**What to produce:** Hunt through the entries for the word "title" and copy each line in which it appears.

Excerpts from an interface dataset
══════

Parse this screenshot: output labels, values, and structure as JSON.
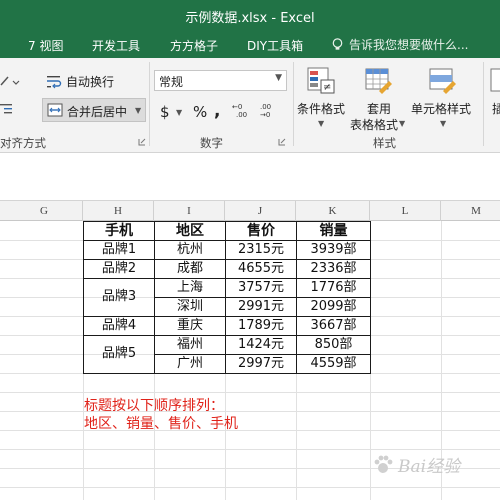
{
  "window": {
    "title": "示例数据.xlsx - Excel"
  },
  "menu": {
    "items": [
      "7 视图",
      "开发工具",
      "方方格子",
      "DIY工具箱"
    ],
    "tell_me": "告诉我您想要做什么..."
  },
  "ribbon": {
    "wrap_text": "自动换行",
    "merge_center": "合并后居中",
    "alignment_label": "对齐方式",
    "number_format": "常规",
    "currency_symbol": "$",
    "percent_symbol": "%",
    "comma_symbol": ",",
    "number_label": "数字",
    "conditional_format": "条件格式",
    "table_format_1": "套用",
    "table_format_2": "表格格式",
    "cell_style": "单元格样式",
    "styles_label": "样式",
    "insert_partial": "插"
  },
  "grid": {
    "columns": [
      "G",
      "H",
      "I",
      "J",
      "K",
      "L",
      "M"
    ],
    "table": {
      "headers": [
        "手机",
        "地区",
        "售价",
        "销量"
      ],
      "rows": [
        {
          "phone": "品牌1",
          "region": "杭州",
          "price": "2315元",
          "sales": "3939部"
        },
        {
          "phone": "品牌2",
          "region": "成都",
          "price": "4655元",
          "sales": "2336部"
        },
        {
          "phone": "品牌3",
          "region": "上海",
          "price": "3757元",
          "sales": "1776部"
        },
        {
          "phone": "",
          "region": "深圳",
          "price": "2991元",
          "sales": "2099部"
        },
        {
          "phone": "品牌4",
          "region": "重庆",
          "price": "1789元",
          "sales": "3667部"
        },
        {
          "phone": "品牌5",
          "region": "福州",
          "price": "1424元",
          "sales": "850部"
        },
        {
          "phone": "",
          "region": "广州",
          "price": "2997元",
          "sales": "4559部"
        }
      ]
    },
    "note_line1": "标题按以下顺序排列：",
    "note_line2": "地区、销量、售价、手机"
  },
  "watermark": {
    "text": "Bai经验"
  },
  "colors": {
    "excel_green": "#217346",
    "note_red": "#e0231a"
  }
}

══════

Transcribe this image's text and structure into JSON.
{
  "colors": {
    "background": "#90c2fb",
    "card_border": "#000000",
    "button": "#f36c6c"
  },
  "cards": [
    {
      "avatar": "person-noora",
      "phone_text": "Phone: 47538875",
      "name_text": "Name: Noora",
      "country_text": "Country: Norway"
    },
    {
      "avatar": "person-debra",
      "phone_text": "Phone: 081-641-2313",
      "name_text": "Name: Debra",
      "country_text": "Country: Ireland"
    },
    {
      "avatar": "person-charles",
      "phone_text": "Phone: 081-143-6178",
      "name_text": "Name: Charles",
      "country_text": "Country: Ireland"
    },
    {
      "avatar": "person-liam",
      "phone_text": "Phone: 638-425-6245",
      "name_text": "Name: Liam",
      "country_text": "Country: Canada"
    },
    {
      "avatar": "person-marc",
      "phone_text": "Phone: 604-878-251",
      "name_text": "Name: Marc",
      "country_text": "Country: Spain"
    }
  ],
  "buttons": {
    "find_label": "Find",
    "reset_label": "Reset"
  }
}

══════

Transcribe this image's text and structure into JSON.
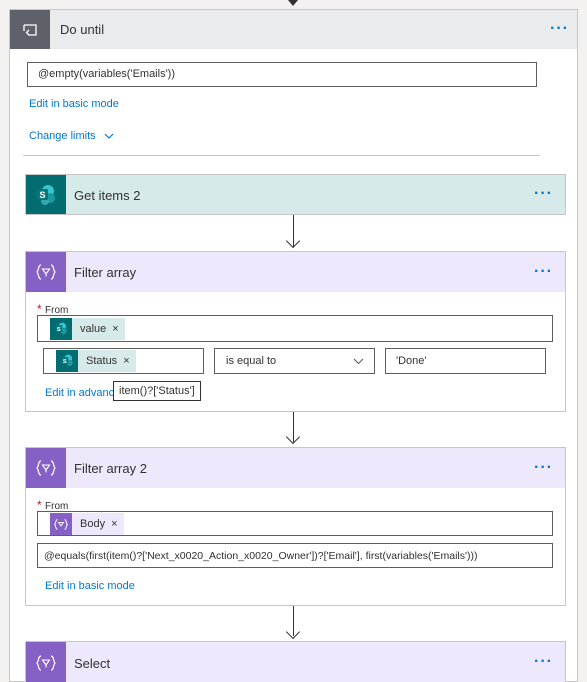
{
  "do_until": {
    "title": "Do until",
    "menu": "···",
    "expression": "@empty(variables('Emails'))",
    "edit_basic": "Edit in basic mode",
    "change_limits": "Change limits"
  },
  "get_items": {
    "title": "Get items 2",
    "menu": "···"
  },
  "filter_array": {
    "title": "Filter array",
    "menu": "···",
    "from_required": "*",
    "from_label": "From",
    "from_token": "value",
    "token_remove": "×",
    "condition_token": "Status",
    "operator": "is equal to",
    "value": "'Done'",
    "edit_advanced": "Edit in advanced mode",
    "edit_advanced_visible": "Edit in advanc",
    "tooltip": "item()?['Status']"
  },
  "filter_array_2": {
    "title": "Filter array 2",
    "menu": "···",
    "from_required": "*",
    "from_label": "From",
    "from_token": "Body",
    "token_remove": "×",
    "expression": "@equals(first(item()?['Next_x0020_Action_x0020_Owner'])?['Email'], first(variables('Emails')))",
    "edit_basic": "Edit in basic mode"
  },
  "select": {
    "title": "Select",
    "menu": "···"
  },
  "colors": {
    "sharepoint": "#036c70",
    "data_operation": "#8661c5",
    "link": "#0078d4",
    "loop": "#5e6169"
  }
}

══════

**Your response:**
    "title": "示例数据.xlsx - Excel"
    "title": "Do until",
    "title": "Get items 2",
    "title": "Filter array",
    "title": "Filter array 2",
    "title": "Select",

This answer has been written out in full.